memory, heartbreak, and rage in coe booth’s Caprice

Content Warning: This book deals with the assault a young child and witnesses the impact it has on her life at age 12.

This is me, afraid
of falling asleep, getting
stuck in a nightmare

Dear TBR,

Almost every Coe Booth book makes me cry a little – even a tearing up, laugh/cry kind of thing. She finds ways to write the truth in such a deliberate, thorough way that it really resonates with the reader. This feels to me like such an important book – because it shows what happens if The Worst happens — that Worst that your parents fear and that you’re warned about constantly if you’re a girl. The Worst happens, and she tells the truth — and she is believed, she is loved, and the world doesn’t end. That non-ending is hopeful and cathartic.

Caprice is lucky – she got into the Ainsley International School for their seven week summer intensive, and it was amazing. An all-girl student body, innovative teachers, and a great roommate. It was seven weeks that changed her life — until the last night, when they had a dance with the boys’ school across the way. Caprice’s panic attack scared her roommate, got her a call from the school counselor, and left her feeling afraid. She’s determined to hold it together, to not break, to not let the past affect the future. She’s certain if she just goes home, everything will be fine.

But home is suddenly an uncomfortable fit. Her best friend, Nicole, is the same as always, persistent with her interest in makeup and her constant talk of her boyfriend, but it feels different now – it chafes. Caprice isn’t unaware of the boy who is interested in her, but just walking next to him gets all eyes on her – and she realizes how little she wants those eyes. Everything feels heightened and intense, the catcalling of grown men makes her throw up. She’s aware again that breaking once means that fault lines have been formed – and that she could break again. As the book continues, the author seeds little clues that grow to be bigger and bigger, tying together the past and the present into one chaotic, and unsolved mystery: Why? How could family – who’s supposed to love and protect you – do that? Allow that?

Her grandmother’s illness draws Caprice relentlessly back toward the place where it all began – and only when she’s back there does the story unfold as it should: a terrible thing happened – but justice is served.

This is a tough book – yet not hard to read in many ways. Caprice has a lot of “normal” stuff going on, with friends and her parents trying to keep their business afloat, and all. But the way that the impact of her assault weaves in and out of her life, even when she’s not actively, consciously thinking about it resonates so realistically. Readers are called to bear witness to her pain, but also to her strength. And even though this may make you weep, it will also make you finally breathe a sigh of relief that one wrong thing is beginning to be made right.
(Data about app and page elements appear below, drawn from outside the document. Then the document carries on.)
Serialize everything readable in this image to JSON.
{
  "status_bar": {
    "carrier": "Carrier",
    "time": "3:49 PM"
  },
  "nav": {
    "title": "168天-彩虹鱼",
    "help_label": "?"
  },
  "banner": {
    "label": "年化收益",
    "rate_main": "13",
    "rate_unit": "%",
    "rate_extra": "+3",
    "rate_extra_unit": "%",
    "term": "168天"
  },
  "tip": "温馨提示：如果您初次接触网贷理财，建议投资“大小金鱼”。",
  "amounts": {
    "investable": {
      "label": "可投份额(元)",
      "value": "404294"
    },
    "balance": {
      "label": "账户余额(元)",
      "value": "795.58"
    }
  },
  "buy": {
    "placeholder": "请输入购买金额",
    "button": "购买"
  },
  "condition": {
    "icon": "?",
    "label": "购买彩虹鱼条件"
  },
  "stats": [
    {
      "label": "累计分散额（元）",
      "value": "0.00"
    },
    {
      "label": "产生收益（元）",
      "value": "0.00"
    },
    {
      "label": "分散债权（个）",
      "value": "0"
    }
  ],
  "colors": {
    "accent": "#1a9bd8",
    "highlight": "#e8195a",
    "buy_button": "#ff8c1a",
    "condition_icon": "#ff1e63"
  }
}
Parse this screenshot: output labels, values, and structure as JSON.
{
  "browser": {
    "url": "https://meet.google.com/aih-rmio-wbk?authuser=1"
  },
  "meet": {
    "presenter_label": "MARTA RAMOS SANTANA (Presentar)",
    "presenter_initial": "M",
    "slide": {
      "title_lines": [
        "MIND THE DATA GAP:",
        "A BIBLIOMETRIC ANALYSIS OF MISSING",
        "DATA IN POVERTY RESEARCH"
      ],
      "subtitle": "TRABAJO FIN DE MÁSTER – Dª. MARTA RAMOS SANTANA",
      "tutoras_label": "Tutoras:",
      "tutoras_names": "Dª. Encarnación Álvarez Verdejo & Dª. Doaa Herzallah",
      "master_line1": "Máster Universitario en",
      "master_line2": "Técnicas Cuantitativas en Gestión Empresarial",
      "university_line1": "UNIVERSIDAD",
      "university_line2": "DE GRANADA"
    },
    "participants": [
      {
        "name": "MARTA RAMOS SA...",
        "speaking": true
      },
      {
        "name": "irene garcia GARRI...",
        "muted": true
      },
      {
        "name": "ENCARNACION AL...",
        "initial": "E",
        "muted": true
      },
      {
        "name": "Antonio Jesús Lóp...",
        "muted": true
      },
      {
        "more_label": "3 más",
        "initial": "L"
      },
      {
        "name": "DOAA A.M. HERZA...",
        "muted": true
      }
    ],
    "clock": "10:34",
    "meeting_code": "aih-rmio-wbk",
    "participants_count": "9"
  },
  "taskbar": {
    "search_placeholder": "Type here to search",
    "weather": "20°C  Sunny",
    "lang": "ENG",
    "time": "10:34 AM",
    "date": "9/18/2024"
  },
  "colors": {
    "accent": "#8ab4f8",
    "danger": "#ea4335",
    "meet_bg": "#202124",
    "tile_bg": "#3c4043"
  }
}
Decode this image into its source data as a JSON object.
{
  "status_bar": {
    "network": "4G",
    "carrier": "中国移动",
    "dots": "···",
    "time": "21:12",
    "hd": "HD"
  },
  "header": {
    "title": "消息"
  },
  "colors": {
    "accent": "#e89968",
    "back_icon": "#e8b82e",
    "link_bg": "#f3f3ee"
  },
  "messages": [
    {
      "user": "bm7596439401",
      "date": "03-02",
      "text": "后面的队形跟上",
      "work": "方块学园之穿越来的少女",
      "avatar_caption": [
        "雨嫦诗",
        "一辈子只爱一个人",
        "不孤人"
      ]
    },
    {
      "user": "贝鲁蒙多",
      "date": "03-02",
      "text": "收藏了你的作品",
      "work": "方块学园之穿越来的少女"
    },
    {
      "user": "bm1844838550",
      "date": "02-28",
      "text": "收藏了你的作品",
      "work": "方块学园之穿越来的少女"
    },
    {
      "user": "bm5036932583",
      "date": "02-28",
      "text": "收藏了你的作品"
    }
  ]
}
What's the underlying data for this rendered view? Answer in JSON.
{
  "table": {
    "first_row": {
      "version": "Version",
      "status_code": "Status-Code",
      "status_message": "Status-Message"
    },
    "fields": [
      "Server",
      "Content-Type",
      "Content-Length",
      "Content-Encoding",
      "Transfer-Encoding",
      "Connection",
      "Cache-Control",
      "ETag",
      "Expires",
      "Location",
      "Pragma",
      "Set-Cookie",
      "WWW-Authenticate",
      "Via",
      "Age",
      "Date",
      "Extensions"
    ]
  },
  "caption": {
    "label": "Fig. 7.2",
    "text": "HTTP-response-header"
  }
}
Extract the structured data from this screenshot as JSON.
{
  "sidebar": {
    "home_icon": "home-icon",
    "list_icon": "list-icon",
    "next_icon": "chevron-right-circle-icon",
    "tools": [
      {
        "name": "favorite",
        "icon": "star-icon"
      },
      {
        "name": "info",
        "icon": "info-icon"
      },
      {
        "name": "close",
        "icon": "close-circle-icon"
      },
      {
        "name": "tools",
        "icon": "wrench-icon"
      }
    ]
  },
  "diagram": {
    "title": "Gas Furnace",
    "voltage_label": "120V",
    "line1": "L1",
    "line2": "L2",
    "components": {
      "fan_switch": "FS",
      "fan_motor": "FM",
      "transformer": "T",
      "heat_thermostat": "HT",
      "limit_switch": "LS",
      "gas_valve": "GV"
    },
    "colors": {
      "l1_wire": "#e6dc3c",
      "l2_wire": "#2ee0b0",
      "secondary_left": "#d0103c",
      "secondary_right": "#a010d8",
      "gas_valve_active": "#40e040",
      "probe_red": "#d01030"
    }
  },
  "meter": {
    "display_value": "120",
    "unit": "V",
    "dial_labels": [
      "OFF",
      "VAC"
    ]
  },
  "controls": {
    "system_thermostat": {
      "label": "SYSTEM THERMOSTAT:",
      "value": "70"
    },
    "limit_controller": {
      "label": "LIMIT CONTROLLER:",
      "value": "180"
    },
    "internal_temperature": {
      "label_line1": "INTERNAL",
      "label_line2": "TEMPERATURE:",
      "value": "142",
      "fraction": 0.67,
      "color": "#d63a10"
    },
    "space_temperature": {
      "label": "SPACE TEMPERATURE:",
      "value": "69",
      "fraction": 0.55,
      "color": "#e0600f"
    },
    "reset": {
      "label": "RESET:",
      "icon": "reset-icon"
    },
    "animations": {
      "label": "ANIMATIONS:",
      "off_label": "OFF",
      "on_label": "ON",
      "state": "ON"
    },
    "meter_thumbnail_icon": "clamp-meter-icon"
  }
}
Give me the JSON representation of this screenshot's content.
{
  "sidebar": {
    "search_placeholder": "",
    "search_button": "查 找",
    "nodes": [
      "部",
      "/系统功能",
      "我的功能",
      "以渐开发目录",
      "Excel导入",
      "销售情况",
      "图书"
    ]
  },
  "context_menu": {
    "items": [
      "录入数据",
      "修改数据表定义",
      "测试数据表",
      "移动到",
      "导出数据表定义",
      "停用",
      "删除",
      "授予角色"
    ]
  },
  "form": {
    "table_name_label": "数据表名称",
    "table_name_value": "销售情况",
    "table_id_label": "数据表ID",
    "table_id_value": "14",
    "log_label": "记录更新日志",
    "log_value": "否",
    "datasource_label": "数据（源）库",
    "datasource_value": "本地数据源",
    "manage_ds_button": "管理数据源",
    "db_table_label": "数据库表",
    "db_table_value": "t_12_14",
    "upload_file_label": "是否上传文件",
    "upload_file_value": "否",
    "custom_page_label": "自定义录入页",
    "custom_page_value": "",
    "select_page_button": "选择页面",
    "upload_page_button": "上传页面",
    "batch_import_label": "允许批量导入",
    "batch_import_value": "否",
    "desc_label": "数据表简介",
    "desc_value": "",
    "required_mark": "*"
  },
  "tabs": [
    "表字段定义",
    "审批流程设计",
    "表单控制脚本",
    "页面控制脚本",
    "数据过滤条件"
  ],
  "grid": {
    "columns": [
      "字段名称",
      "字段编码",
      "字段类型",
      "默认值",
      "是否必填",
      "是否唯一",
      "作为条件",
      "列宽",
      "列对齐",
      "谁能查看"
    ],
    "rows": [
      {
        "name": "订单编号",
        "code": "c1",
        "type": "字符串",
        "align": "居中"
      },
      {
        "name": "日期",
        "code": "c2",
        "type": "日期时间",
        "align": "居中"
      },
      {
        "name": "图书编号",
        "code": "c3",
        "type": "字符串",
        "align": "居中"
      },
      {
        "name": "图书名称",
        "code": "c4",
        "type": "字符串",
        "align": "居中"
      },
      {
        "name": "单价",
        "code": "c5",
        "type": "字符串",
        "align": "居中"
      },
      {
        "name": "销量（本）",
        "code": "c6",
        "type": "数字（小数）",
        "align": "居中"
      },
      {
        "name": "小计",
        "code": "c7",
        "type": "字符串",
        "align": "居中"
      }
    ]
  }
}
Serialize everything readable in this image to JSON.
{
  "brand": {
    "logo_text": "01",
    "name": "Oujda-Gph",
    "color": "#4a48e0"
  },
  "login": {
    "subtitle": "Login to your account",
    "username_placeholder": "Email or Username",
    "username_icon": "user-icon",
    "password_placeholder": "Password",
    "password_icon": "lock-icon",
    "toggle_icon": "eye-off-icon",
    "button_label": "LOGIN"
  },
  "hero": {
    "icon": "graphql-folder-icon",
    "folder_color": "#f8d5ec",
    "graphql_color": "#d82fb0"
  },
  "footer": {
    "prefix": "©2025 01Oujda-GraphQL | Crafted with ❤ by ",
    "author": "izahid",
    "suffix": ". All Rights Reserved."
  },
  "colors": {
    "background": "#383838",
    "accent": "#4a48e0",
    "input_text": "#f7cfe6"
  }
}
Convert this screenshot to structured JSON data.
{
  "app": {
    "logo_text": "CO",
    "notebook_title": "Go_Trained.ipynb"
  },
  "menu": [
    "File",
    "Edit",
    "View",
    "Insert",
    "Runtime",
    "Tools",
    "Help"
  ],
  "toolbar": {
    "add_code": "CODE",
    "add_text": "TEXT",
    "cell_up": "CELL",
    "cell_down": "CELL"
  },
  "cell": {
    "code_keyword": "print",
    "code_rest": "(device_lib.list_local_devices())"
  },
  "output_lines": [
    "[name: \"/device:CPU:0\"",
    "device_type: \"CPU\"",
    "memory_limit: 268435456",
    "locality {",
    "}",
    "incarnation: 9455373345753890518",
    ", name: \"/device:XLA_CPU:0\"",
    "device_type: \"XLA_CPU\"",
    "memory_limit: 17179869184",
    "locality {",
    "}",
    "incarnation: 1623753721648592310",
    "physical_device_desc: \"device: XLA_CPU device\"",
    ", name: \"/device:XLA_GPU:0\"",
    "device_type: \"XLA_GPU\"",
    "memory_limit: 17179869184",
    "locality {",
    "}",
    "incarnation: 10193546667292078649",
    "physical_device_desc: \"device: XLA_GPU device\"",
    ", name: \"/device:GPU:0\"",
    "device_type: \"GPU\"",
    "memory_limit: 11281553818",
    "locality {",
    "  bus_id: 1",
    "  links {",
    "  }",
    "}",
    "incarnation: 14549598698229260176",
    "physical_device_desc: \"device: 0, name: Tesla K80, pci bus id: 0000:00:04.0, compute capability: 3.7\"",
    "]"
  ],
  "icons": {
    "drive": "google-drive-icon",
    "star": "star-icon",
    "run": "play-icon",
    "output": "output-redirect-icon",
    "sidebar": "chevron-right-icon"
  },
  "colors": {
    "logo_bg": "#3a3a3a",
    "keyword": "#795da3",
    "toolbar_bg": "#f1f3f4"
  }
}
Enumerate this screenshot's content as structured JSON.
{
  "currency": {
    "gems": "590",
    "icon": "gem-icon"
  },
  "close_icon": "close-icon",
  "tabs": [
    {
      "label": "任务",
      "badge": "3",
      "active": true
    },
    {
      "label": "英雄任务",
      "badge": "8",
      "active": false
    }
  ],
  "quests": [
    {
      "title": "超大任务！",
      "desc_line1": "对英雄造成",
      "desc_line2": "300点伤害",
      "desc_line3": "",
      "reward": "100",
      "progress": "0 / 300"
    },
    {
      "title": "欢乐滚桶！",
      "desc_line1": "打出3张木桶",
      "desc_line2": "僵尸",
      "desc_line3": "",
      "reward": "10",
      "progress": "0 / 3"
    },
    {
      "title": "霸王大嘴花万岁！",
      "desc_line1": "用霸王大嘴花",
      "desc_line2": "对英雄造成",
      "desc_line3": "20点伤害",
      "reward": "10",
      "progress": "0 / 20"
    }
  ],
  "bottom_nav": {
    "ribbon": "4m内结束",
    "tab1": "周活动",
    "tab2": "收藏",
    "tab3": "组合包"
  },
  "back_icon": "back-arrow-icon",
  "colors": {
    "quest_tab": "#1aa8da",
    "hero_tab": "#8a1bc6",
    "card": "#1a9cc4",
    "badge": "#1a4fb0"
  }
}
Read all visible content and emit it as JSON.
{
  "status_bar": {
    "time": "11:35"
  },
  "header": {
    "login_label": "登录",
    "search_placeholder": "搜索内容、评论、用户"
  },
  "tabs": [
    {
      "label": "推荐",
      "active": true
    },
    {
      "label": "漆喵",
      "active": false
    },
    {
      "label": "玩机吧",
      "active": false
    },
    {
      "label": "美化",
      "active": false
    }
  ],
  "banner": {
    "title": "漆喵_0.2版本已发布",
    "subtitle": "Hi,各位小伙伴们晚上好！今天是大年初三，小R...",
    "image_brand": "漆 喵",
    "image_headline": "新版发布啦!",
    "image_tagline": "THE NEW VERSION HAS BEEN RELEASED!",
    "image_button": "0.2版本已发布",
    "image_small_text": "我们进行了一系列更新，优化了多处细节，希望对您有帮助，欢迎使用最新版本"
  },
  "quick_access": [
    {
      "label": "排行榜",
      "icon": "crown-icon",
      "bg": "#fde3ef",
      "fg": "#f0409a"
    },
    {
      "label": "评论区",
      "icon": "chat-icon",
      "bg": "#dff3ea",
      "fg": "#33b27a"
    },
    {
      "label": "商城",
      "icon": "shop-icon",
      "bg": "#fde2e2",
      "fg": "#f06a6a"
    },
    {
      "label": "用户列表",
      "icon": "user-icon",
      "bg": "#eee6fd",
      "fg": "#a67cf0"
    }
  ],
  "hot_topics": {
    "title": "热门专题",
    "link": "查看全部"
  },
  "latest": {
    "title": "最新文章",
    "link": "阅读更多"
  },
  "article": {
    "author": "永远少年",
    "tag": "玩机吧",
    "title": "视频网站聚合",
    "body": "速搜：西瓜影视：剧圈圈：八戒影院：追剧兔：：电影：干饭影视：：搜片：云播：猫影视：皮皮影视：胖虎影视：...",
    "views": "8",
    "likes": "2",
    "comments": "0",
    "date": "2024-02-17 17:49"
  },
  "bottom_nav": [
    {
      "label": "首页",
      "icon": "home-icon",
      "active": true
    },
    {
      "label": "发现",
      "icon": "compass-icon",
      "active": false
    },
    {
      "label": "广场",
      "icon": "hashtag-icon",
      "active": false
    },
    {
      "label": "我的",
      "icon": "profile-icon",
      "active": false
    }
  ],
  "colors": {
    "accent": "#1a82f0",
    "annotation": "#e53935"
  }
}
I hate saying books are “important” or “brave” but this is truthfully both for people who have survived similar abuse. It is important to take note of how brave it makes you feel – and if necessary, hold onto that bravery and act.


Until the next book,

A Constant Reader

About the author

tanita s. davis is a writer and avid reader who prefers books to most things in the world, including people. That's ...pretty much it, she's very boring and she can't even tell jokes. She is, however, the author of nine books, including Serena Says, Partly Cloudy, Go Figure, Henri Weldon, and the Coretta Scott King honored Mare's War. Look for her new MG, The Science of Friendship in 1/2024 from Katherine Tegen Books.

Leave a Reply

This site uses Akismet to reduce spam. Learn how your comment data is processed.